Abandoned Gas Station Cleanup Fund Established in Ohio
Thursday, December 3, 2015
A common problem that communities and developers encounter when attempting to redevelop properties in small towns and older neighborhoods of larger cities is the presence of former gas station properties that are either abandoned or for which the owner does not have the financial resources to remove the underground storage tanks (USTs) or clean up contamination. These abandoned gas station properties can prevent a redevelopment plan from going forward because the entities wishing to implement the plan are wary of the potential costs for assessing and remediating a potential petroleum release that might be associated with such properties.
Recognizing the potential impediments to redevelopment that abandoned gas station sites represent, the State of Ohio included an abandoned gas station cleanup fund in the budget bill passed by the legislature at the end of June 2015. The fund will be administered by the Ohio Development Services Agency (ODSA) and consists of $20 million from remaining Clean Ohio funds (a fund formerly used to clean up brownfields in the state).
To be eligible for a grant from the new fund, a property must be publicly owned land that has been designated a Class C UST site by the Bureau of Underground Storage Tank Regulations (BUSTR) in the Ohio Department of Commerce State Fire Marshall’s office. A Class C UST site is one at which a release of petroleum has occurred or could occur from a BUSTR-regulated UST system and for which the owner of the UST system cannot be identified or for which the owner does not have the financial resources to complete a UST closure and/or release assessment in accordance with BUSTR guidelines. The State of Ohio maintains a list of known Class C UST sites, which can be viewed by using this link.
At the time of writing of this article, there were more than 540 releases included in this list. If a particular property is not currently on the Class C list, a request to review the site for such a designation may be submitted to BUSTR.
Under the terms of the cleanup fund as described in the budget document, grants of up to $100,000 will be available for sampling to identify and delineate a potential regulated petroleum release and up to $500,000 for cleanup of contamination identified as the result of such a release.
Applications for grant funds are to be submitted to the ODSA. Parties eligible to apply for cleanup grants are political subdivisions (cities, counties, townships, villages, etc.) that own the affected properties. Initial information has indicated that organizations that have entered into an agreement with a political subdivision for redevelopment of publicly owned land may also be eligible to apply for the funds. It is assumed that this situation will be clarified in the guidance when it becomes available. The parties that caused or contributed to the contamination on a property will not be eligible to apply.
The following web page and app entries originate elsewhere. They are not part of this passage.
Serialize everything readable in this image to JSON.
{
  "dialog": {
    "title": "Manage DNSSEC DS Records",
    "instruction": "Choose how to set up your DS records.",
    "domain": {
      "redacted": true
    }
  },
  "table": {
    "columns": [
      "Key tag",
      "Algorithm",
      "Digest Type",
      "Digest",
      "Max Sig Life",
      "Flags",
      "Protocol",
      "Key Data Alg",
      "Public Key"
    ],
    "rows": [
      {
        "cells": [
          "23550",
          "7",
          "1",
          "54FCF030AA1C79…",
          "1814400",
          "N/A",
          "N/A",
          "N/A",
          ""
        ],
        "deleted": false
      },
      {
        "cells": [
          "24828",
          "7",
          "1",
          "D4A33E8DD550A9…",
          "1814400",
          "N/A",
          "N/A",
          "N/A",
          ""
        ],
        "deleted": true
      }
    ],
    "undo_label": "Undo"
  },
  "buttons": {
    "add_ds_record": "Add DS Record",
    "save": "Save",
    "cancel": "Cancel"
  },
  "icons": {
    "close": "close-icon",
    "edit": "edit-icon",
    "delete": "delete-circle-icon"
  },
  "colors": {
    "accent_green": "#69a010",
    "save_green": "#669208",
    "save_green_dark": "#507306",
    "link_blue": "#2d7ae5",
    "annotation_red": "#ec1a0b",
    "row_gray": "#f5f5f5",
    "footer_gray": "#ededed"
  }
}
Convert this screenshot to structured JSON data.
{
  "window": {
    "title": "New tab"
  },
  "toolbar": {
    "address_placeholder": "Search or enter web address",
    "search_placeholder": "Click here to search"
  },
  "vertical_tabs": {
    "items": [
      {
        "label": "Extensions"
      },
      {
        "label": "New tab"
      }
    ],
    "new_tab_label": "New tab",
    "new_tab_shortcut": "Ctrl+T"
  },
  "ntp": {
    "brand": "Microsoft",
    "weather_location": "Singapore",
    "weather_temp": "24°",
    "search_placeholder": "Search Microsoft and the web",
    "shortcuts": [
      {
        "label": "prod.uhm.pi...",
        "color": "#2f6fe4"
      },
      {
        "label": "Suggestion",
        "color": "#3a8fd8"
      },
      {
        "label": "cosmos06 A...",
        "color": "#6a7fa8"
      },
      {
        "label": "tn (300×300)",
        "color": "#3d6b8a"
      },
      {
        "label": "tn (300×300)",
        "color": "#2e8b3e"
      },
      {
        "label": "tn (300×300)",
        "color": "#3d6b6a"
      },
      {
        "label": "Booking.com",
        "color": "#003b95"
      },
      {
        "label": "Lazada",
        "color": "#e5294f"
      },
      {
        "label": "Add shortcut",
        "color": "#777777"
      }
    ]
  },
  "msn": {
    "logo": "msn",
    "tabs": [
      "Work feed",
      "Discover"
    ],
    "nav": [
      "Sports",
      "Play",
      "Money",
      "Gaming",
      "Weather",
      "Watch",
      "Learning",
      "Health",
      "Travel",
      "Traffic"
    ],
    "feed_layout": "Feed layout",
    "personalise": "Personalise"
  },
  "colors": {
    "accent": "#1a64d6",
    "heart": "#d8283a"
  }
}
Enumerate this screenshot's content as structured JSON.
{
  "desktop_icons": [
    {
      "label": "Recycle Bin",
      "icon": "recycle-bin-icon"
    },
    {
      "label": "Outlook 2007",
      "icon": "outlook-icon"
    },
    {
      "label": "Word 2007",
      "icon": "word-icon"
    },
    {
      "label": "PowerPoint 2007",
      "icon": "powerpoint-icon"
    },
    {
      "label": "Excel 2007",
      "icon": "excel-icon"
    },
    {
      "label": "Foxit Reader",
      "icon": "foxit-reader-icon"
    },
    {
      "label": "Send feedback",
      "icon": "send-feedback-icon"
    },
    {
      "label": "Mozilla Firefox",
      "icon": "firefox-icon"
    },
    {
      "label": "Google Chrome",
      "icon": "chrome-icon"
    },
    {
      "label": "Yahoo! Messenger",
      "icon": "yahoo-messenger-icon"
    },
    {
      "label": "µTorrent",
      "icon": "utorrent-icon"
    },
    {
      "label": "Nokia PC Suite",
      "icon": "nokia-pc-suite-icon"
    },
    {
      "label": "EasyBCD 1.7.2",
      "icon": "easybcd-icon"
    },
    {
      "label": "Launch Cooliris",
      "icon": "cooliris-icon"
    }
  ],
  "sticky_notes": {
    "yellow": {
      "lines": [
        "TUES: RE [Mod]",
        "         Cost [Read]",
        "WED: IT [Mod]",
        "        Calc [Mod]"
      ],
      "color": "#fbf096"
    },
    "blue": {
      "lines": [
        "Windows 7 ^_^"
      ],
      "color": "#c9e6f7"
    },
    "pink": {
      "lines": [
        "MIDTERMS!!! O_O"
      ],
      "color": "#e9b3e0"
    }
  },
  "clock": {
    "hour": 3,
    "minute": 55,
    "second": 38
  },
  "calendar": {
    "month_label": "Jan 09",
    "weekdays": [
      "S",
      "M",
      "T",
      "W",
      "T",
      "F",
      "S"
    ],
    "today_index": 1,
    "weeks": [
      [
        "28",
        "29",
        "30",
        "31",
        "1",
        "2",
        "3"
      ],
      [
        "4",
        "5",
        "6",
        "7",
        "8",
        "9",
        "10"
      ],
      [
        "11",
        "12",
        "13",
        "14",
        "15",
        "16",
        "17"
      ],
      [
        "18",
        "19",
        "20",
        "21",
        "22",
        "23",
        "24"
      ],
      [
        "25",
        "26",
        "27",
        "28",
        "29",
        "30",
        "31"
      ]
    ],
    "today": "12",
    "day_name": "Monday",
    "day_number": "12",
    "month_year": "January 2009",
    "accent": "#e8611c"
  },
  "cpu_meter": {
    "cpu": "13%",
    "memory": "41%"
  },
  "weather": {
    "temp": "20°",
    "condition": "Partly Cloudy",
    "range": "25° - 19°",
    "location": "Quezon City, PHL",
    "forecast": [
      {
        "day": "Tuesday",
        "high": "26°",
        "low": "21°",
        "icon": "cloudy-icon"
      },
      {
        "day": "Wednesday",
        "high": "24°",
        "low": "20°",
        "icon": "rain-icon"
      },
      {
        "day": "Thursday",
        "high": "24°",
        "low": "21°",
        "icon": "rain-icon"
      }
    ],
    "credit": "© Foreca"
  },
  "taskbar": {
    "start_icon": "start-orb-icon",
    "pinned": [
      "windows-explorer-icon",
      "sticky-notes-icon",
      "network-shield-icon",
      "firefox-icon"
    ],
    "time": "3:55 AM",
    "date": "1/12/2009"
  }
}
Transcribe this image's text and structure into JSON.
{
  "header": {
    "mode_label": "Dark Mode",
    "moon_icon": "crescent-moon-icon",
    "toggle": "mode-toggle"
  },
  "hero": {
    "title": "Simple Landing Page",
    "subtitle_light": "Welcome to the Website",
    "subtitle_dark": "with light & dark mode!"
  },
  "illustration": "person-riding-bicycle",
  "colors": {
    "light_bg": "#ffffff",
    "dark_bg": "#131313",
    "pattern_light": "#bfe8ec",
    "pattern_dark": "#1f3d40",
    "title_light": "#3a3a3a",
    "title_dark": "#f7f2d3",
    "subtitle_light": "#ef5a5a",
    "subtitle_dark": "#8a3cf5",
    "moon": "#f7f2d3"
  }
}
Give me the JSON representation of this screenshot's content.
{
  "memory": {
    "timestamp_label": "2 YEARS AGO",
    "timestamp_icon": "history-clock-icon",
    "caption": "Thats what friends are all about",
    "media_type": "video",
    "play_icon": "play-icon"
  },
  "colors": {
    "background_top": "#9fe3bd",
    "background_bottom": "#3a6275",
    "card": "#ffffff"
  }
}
As stated earlier, the fund was included in the state budget passed at the end of June. Current information indicates that implementation of the fund and publishing of guidance is scheduled for late 2015. As described earlier, there are currently more than 540 releases included on the known Class C UST list. Given this large number of known releases, it is considered likely that the $20 million set aside for the cleanup fund could be allocated very quickly. Therefore, we believe that it would be advisable for any locality or developer for which an abandoned UST site is a potential concern to determine whether the subject property is already on the Class C UST list and, if not, to submit a request to BUSTR for a determination. If the property is already on the list or can be designated a Class C site by BUSTR, the locality or developer should then be ready to move as quickly as possible to apply for a grant from the cleanup fund once it is implemented.